Import Workload Machines

At this point, any servers on the same network as Sidero should network boot from Sidero. To register a server with Sidero, simply turn it on and Sidero will do the rest. Once the registration is complete, you should see the servers registered with kubectl get servers:

$ kubectl get servers -o wide
NAME                                   HOSTNAME        ACCEPTED   ALLOCATED   CLEAN
00000000-0000-0000-0000-d05099d33360   192.168.1.201   false      false       false

Accept the Servers

Note in the output above that the newly registered servers are not accepted. In order for a server to be eligible for consideration, it must be marked as accepted. Before a Server is accepted, no write action will be performed against it. This default is for safety (don't accidentally delete something just because it was plugged in) and security (make sure you know the machine before it is given credentials to communicate).

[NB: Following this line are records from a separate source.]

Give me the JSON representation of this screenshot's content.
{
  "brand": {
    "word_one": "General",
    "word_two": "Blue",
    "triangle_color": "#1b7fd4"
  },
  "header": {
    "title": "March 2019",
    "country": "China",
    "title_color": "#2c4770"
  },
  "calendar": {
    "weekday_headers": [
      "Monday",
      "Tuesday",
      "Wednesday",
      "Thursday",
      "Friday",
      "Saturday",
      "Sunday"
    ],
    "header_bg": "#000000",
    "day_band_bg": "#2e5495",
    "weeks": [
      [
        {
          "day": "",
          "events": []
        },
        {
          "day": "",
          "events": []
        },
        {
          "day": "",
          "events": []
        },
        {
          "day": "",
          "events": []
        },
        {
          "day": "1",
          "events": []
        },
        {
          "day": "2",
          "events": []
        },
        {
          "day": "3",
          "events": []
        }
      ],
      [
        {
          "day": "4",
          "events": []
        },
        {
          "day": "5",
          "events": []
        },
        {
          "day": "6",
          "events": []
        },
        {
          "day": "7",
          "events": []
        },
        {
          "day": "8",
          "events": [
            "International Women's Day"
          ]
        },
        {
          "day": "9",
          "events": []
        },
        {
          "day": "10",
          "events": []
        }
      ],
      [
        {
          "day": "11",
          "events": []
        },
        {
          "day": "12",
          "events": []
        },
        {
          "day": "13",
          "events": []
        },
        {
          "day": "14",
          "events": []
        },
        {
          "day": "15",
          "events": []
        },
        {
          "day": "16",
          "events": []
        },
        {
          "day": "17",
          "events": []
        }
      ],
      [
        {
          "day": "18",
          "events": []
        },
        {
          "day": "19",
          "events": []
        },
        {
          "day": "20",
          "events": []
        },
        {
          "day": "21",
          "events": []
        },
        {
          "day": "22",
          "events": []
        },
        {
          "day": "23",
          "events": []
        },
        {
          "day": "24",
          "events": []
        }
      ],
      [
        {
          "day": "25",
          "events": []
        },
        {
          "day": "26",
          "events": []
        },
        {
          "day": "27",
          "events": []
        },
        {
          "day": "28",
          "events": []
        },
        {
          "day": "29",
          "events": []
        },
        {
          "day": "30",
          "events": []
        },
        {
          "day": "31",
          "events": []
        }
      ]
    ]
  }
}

Note: if you are running in a safe environment, you can configure Sidero to automatically accept new machines.

For more information on server acceptance, see the server docs.

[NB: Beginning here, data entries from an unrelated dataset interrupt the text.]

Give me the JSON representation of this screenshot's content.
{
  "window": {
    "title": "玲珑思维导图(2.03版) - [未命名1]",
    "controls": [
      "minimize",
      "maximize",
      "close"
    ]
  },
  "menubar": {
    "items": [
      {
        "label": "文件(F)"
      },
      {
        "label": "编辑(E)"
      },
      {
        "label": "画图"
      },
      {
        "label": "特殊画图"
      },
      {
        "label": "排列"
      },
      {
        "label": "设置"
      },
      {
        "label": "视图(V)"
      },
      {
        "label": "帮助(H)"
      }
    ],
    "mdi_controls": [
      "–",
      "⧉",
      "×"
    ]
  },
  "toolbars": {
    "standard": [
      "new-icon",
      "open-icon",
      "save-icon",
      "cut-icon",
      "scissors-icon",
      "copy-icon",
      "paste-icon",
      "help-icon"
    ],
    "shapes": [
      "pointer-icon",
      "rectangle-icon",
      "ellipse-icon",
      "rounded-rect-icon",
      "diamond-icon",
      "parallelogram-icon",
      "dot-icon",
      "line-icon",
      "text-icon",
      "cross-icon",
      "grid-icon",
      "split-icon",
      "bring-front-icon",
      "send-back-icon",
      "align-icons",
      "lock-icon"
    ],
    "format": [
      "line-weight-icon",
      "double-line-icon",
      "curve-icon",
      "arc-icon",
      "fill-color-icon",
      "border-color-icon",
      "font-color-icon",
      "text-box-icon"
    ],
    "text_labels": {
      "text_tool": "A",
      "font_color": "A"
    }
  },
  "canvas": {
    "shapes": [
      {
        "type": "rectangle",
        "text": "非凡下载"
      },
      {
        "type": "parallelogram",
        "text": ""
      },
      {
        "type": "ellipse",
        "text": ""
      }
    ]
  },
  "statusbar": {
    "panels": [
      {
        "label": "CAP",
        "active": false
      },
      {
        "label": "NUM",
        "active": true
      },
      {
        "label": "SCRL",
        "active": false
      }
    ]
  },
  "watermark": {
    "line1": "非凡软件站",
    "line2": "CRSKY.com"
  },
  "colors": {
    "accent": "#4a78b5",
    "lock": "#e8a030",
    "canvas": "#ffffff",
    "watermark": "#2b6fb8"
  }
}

Create ServerClasses

By default, Sidero comes with a single ServerClass any which matches any (accepted) server. This is sufficient for this demo, but you may wish to have more flexibility by defining your own ServerClasses.

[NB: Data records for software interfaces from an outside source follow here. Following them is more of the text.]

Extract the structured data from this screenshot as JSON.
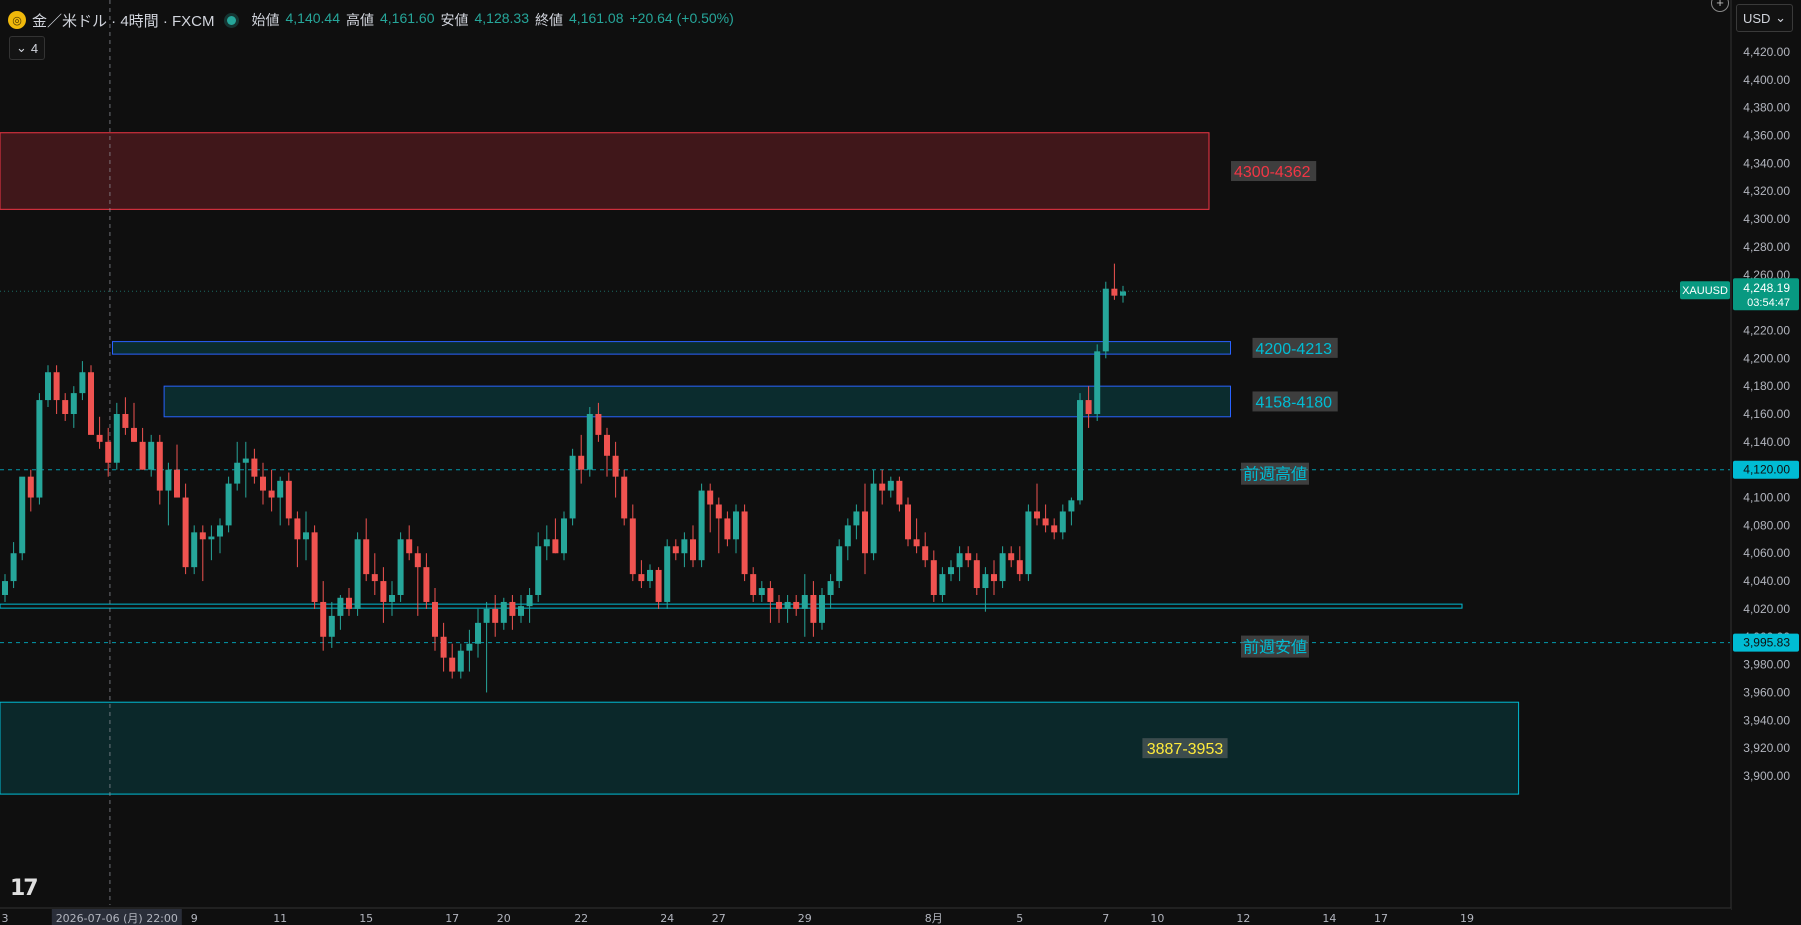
{
  "header": {
    "symbol_title": "金／米ドル · 4時間 · FXCM",
    "open_label": "始値",
    "open": "4,140.44",
    "high_label": "高値",
    "high": "4,161.60",
    "low_label": "安値",
    "low": "4,128.33",
    "close_label": "終値",
    "close": "4,161.08",
    "change": "+20.64 (+0.50%)",
    "indicator_count": "4"
  },
  "currency_selector": "USD",
  "colors": {
    "up": "#26a69a",
    "down": "#ef5350",
    "background": "#0f0f0f",
    "resistance": "#f23645",
    "support": "#2962ff",
    "accent": "#00bcd4"
  },
  "chart_data": {
    "type": "candlestick",
    "symbol": "XAUUSD",
    "timeframe": "4h",
    "ylim": [
      3880,
      4440
    ],
    "y_ticks": [
      3900,
      3920,
      3940,
      3960,
      3980,
      4000,
      4020,
      4040,
      4060,
      4080,
      4100,
      4120,
      4140,
      4160,
      4180,
      4200,
      4220,
      4240,
      4260,
      4280,
      4300,
      4320,
      4340,
      4360,
      4380,
      4400,
      4420
    ],
    "x_ticks": [
      {
        "label": "3",
        "i": 0
      },
      {
        "label": "2026-07-06 (月)  22:00",
        "i": 13
      },
      {
        "label": "9",
        "i": 22
      },
      {
        "label": "11",
        "i": 32
      },
      {
        "label": "15",
        "i": 42
      },
      {
        "label": "17",
        "i": 52
      },
      {
        "label": "20",
        "i": 58
      },
      {
        "label": "22",
        "i": 67
      },
      {
        "label": "24",
        "i": 77
      },
      {
        "label": "27",
        "i": 83
      },
      {
        "label": "29",
        "i": 93
      },
      {
        "label": "8月",
        "i": 108
      },
      {
        "label": "5",
        "i": 118
      },
      {
        "label": "7",
        "i": 128
      },
      {
        "label": "10",
        "i": 134
      },
      {
        "label": "12",
        "i": 144
      },
      {
        "label": "14",
        "i": 154
      },
      {
        "label": "17",
        "i": 160
      },
      {
        "label": "19",
        "i": 170
      }
    ],
    "last_price": {
      "symbol_label": "XAUUSD",
      "price": "4,248.19",
      "value": 4248.19,
      "countdown": "03:54:47"
    },
    "price_labels": [
      {
        "label": "4,120.00",
        "value": 4120
      },
      {
        "label": "3,995.83",
        "value": 3995.83
      }
    ],
    "zones": [
      {
        "label": "4300-4362",
        "top": 4362,
        "bottom": 4307,
        "i_start": -1,
        "i_end": 140,
        "kind": "resistance"
      },
      {
        "label": "4200-4213",
        "top": 4212,
        "bottom": 4203,
        "i_start": 12.5,
        "i_end": 142.5,
        "kind": "support"
      },
      {
        "label": "4158-4180",
        "top": 4180,
        "bottom": 4158,
        "i_start": 18.5,
        "i_end": 142.5,
        "kind": "support"
      },
      {
        "label": "3887-3953",
        "top": 3953,
        "bottom": 3887,
        "i_start": -1,
        "i_end": 176,
        "kind": "demand"
      }
    ],
    "lines": [
      {
        "label": "前週高値",
        "value": 4120,
        "style": "dashed"
      },
      {
        "label": "前週安値",
        "value": 3995.83,
        "style": "dashed"
      },
      {
        "label": "",
        "value": 4022,
        "style": "double"
      }
    ],
    "crosshair_i": 12.2,
    "candles": [
      [
        4030,
        4045,
        4025,
        4040
      ],
      [
        4040,
        4068,
        4035,
        4060
      ],
      [
        4060,
        4090,
        4055,
        4115
      ],
      [
        4115,
        4120,
        4090,
        4100
      ],
      [
        4100,
        4175,
        4095,
        4170
      ],
      [
        4170,
        4195,
        4165,
        4190
      ],
      [
        4190,
        4195,
        4160,
        4170
      ],
      [
        4170,
        4175,
        4155,
        4160
      ],
      [
        4160,
        4180,
        4150,
        4175
      ],
      [
        4175,
        4198,
        4170,
        4190
      ],
      [
        4190,
        4195,
        4160,
        4145
      ],
      [
        4145,
        4158,
        4135,
        4140
      ],
      [
        4140,
        4150,
        4115,
        4125
      ],
      [
        4125,
        4168,
        4120,
        4160
      ],
      [
        4160,
        4172,
        4145,
        4150
      ],
      [
        4150,
        4168,
        4140,
        4140
      ],
      [
        4140,
        4150,
        4120,
        4120
      ],
      [
        4120,
        4145,
        4115,
        4140
      ],
      [
        4140,
        4145,
        4095,
        4105
      ],
      [
        4105,
        4125,
        4080,
        4120
      ],
      [
        4120,
        4138,
        4100,
        4100
      ],
      [
        4100,
        4110,
        4045,
        4050
      ],
      [
        4050,
        4080,
        4045,
        4075
      ],
      [
        4075,
        4080,
        4040,
        4070
      ],
      [
        4070,
        4080,
        4055,
        4072
      ],
      [
        4072,
        4085,
        4060,
        4080
      ],
      [
        4080,
        4115,
        4075,
        4110
      ],
      [
        4110,
        4140,
        4105,
        4125
      ],
      [
        4125,
        4140,
        4100,
        4128
      ],
      [
        4128,
        4135,
        4110,
        4115
      ],
      [
        4115,
        4125,
        4095,
        4105
      ],
      [
        4105,
        4120,
        4090,
        4100
      ],
      [
        4100,
        4115,
        4080,
        4112
      ],
      [
        4112,
        4118,
        4080,
        4085
      ],
      [
        4085,
        4090,
        4050,
        4070
      ],
      [
        4070,
        4090,
        4055,
        4075
      ],
      [
        4075,
        4080,
        4020,
        4025
      ],
      [
        4025,
        4040,
        3990,
        4000
      ],
      [
        4000,
        4025,
        3992,
        4015
      ],
      [
        4015,
        4030,
        4005,
        4028
      ],
      [
        4028,
        4035,
        4015,
        4020
      ],
      [
        4020,
        4075,
        4015,
        4070
      ],
      [
        4070,
        4085,
        4040,
        4045
      ],
      [
        4045,
        4060,
        4030,
        4040
      ],
      [
        4040,
        4050,
        4010,
        4025
      ],
      [
        4025,
        4040,
        4015,
        4030
      ],
      [
        4030,
        4075,
        4025,
        4070
      ],
      [
        4070,
        4080,
        4055,
        4060
      ],
      [
        4060,
        4065,
        4015,
        4050
      ],
      [
        4050,
        4060,
        4020,
        4025
      ],
      [
        4025,
        4035,
        3990,
        4000
      ],
      [
        4000,
        4010,
        3975,
        3985
      ],
      [
        3985,
        3995,
        3970,
        3975
      ],
      [
        3975,
        3995,
        3970,
        3990
      ],
      [
        3990,
        4005,
        3975,
        3995
      ],
      [
        3995,
        4020,
        3985,
        4010
      ],
      [
        4010,
        4025,
        3960,
        4020
      ],
      [
        4020,
        4030,
        4000,
        4010
      ],
      [
        4010,
        4028,
        4005,
        4025
      ],
      [
        4025,
        4030,
        4005,
        4015
      ],
      [
        4015,
        4030,
        4010,
        4022
      ],
      [
        4022,
        4035,
        4010,
        4030
      ],
      [
        4030,
        4075,
        4025,
        4065
      ],
      [
        4065,
        4080,
        4055,
        4070
      ],
      [
        4070,
        4085,
        4060,
        4060
      ],
      [
        4060,
        4090,
        4055,
        4085
      ],
      [
        4085,
        4135,
        4080,
        4130
      ],
      [
        4130,
        4145,
        4110,
        4120
      ],
      [
        4120,
        4165,
        4115,
        4160
      ],
      [
        4160,
        4168,
        4140,
        4145
      ],
      [
        4145,
        4150,
        4115,
        4130
      ],
      [
        4130,
        4140,
        4100,
        4115
      ],
      [
        4115,
        4120,
        4080,
        4085
      ],
      [
        4085,
        4095,
        4040,
        4045
      ],
      [
        4045,
        4055,
        4035,
        4040
      ],
      [
        4040,
        4052,
        4035,
        4048
      ],
      [
        4048,
        4050,
        4020,
        4025
      ],
      [
        4025,
        4070,
        4020,
        4065
      ],
      [
        4065,
        4070,
        4055,
        4060
      ],
      [
        4060,
        4075,
        4050,
        4070
      ],
      [
        4070,
        4080,
        4050,
        4055
      ],
      [
        4055,
        4110,
        4050,
        4105
      ],
      [
        4105,
        4110,
        4075,
        4095
      ],
      [
        4095,
        4100,
        4060,
        4085
      ],
      [
        4085,
        4090,
        4065,
        4070
      ],
      [
        4070,
        4095,
        4060,
        4090
      ],
      [
        4090,
        4095,
        4040,
        4045
      ],
      [
        4045,
        4050,
        4025,
        4030
      ],
      [
        4030,
        4040,
        4025,
        4035
      ],
      [
        4035,
        4040,
        4010,
        4025
      ],
      [
        4025,
        4030,
        4010,
        4020
      ],
      [
        4020,
        4030,
        4010,
        4025
      ],
      [
        4025,
        4030,
        4015,
        4020
      ],
      [
        4020,
        4045,
        4000,
        4030
      ],
      [
        4030,
        4040,
        4000,
        4010
      ],
      [
        4010,
        4035,
        4005,
        4030
      ],
      [
        4030,
        4045,
        4020,
        4040
      ],
      [
        4040,
        4070,
        4035,
        4065
      ],
      [
        4065,
        4085,
        4055,
        4080
      ],
      [
        4080,
        4095,
        4070,
        4090
      ],
      [
        4090,
        4110,
        4045,
        4060
      ],
      [
        4060,
        4120,
        4055,
        4110
      ],
      [
        4110,
        4120,
        4095,
        4105
      ],
      [
        4105,
        4115,
        4100,
        4112
      ],
      [
        4112,
        4115,
        4090,
        4095
      ],
      [
        4095,
        4100,
        4065,
        4070
      ],
      [
        4070,
        4085,
        4060,
        4065
      ],
      [
        4065,
        4075,
        4050,
        4055
      ],
      [
        4055,
        4062,
        4025,
        4030
      ],
      [
        4030,
        4050,
        4025,
        4045
      ],
      [
        4045,
        4055,
        4040,
        4050
      ],
      [
        4050,
        4065,
        4040,
        4060
      ],
      [
        4060,
        4065,
        4050,
        4055
      ],
      [
        4055,
        4060,
        4030,
        4035
      ],
      [
        4035,
        4050,
        4018,
        4045
      ],
      [
        4045,
        4055,
        4030,
        4040
      ],
      [
        4040,
        4065,
        4035,
        4060
      ],
      [
        4060,
        4065,
        4050,
        4055
      ],
      [
        4055,
        4065,
        4040,
        4045
      ],
      [
        4045,
        4095,
        4040,
        4090
      ],
      [
        4090,
        4110,
        4080,
        4085
      ],
      [
        4085,
        4095,
        4075,
        4080
      ],
      [
        4080,
        4085,
        4070,
        4075
      ],
      [
        4075,
        4095,
        4070,
        4090
      ],
      [
        4090,
        4100,
        4080,
        4098
      ],
      [
        4098,
        4175,
        4095,
        4170
      ],
      [
        4170,
        4180,
        4150,
        4160
      ],
      [
        4160,
        4210,
        4155,
        4205
      ],
      [
        4205,
        4255,
        4200,
        4250
      ],
      [
        4250,
        4268,
        4242,
        4245
      ],
      [
        4245,
        4252,
        4240,
        4248
      ]
    ]
  }
}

ServerClasses allow you to group machines which are sufficiently similar to allow for unnamed allocation. This is analogous to cloud providers using such classes as m3.large or c2.small, but the names are free-form and only need to make sense to you.

For more information on ServerClasses, see the ServerClass docs.

Hardware differences

In baremetal systems, there are commonly certain small features and configurations which are unique to the hardware. In many cases, such small variations may not require special configurations, but others do.

If hardware-specific differences do mandate configuration changes, we need a way to keep those changes local to the hardware specification so that at the higher level, a Server is just a Server (or a server in a ServerClass is just a Server like all the others in that Class).

The most common variations seem to be the installation disk and the console serial port.

Some machines have NVMe drives, which show up as something like /dev/nvme0n1. Others may be SATA or SCSI, which show up as something like /dev/sda. Some machines use /dev/ttyS0 for the serial console; others /dev/ttyS1.

Configuration patches can be applied to either Servers or ServerClasses, and those patches will be applied to the final machine configuration for those nodes without having to know anything about those nodes at the allocation level.

For examples of install disk patching, see the Installation Disk doc.

For more information about patching in general, see the Patching Guide.